Winkfield is a large and ancient ecclesiastical and civil parish in East Berkshire, in part bordering West Surrey.
- Hundred: Ripplesmere
- Poor Law Union: Easthampstead
- Registration District: Windsor (1837 – 1967); Easthampstead (1968 – present)
- Present-day local authority: Bracknell Forest
- Grid Reference: SU904724 (Winkfield Church)
- Adjoining parishes: Ash (Surrey), Bray, Clewer, Easthampstead, New Windsor, Old Windsor, Sandhurst, Sunninghill, Warfield, Windlesham (Surrey)
- Size: formerly over 10,000 acres before mid 19th century changes
- Population: 2,185 (1851 census); 15,271 (2001 census)
Originally eight miles across, Winkfield remains one of Berkshire’s (and the UK’s) largest parishes. It still contains some widely scattered hamlets, including Brock Hill, Chavey Down, Maiden’s Green, North Street, The Plain, Winkfield Row and Winkfield Street to the north-west of the church. It formerly embraced large sections of the present-day parishes of Ascot Heath, Bracknell, and Cranbourne.
From the 11th century until the Dissolution the manor of Winkfield belonged to the abbey of Abingdon and there are recorded instances of the Winkfield tenants refusing to render their customary dues to the abbey. Over the next 300 years there was a succession of landholders, including George III who retained it as his private estate.
While the northern part of the parish retains its rural character, the southern part is very heavily developed as new house building has intensified in East Berkshire.
The church, dedicated to St. Mary, dates from the 13th century with numerous subsequent additions.
Surviving parish records are held by Berkshire Record Office:
- Baptisms: 1564 to 1988
- Marriages: 1564 to 1987
- Burials: 1564 to 1961
- Banns: 1754 to 1789 and 1823 to 1979

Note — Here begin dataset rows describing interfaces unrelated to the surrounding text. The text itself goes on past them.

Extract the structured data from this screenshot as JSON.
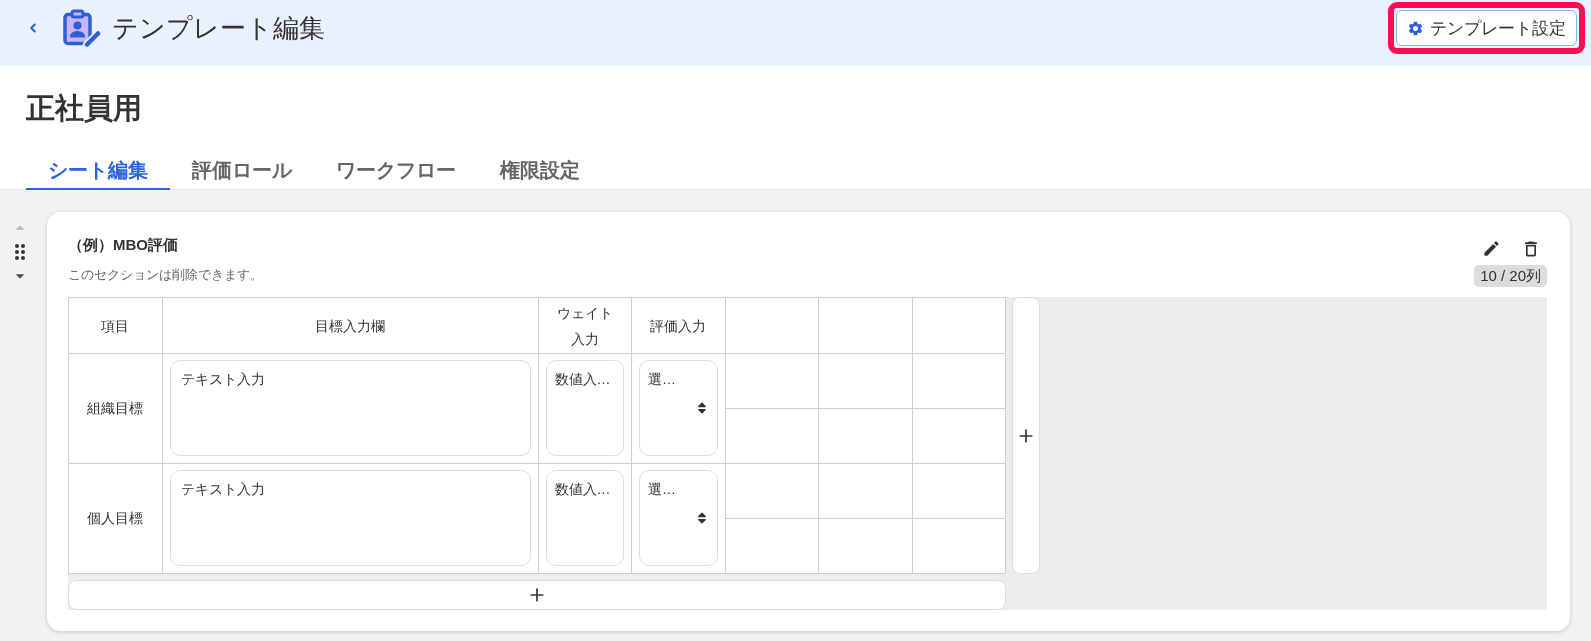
{
  "header": {
    "title": "テンプレート編集",
    "settings_button": {
      "label": "テンプレート設定",
      "highlighted": true
    }
  },
  "page_title": "正社員用",
  "tabs": [
    {
      "label": "シート編集",
      "selected": true
    },
    {
      "label": "評価ロール",
      "selected": false
    },
    {
      "label": "ワークフロー",
      "selected": false
    },
    {
      "label": "権限設定",
      "selected": false
    }
  ],
  "section": {
    "move_up_disabled": true,
    "move_down_disabled": false,
    "title": "（例）MBO評価",
    "note": "このセクションは削除できます。",
    "column_count": "10 / 20列",
    "table": {
      "columns": [
        {
          "kind": "label",
          "label": "項目"
        },
        {
          "kind": "label",
          "label": "目標入力欄"
        },
        {
          "kind": "label",
          "label": "ウェイト入力"
        },
        {
          "kind": "label",
          "label": "評価入力"
        },
        {
          "kind": "blank"
        },
        {
          "kind": "blank"
        },
        {
          "kind": "blank"
        }
      ],
      "rows": [
        {
          "cells": [
            {
              "kind": "label",
              "text": "組織目標"
            },
            {
              "kind": "text",
              "placeholder": "テキスト入力"
            },
            {
              "kind": "number",
              "placeholder": "数値入…"
            },
            {
              "kind": "select",
              "placeholder": "選…"
            },
            {
              "kind": "split"
            },
            {
              "kind": "split"
            },
            {
              "kind": "split"
            }
          ]
        },
        {
          "cells": [
            {
              "kind": "label",
              "text": "個人目標"
            },
            {
              "kind": "text",
              "placeholder": "テキスト入力"
            },
            {
              "kind": "number",
              "placeholder": "数値入…"
            },
            {
              "kind": "select",
              "placeholder": "選…"
            },
            {
              "kind": "split"
            },
            {
              "kind": "split"
            },
            {
              "kind": "split"
            }
          ]
        }
      ]
    }
  }
}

Buildings of interest
A messuage known as the Old Court House or King’s tenement, is now the ‘White Hart’ public-house.
There are many 16th century and earlier houses in Winkfield including Kilbees Farm, Foliejohn Cottage, Abbey Farm House, the Old Forge and the Pump Room on Winkfield Plain, built over a mineral spring and a former place for ‘taking the waters’.

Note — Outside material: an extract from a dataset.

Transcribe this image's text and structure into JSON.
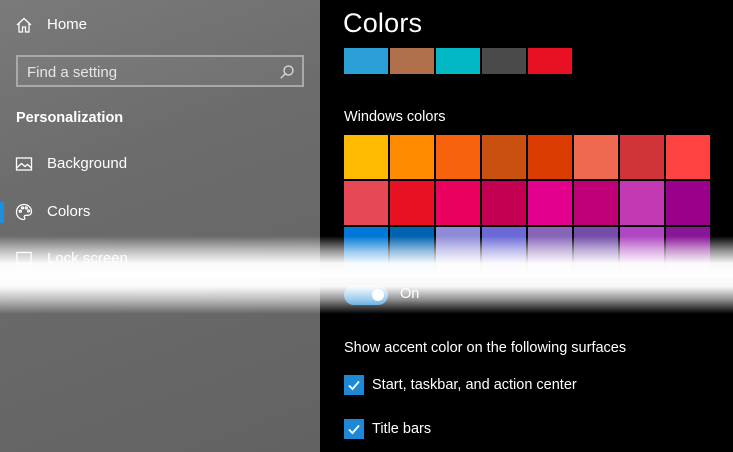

Links and other useful sources
Details of Winkfield men who fell in the First World War and Second World War can be found on http://www.roll-of-honour.com/Berkshire/Winkfield.html
Winkfield Chronicles: A New History of Winkfield, Winkfield History Group Project, 2000
by Chad Hanna
Winkfield War Memorial, with the Church of St Mary in the background, commemorates those who died in both World Wars.
OS ref SU904724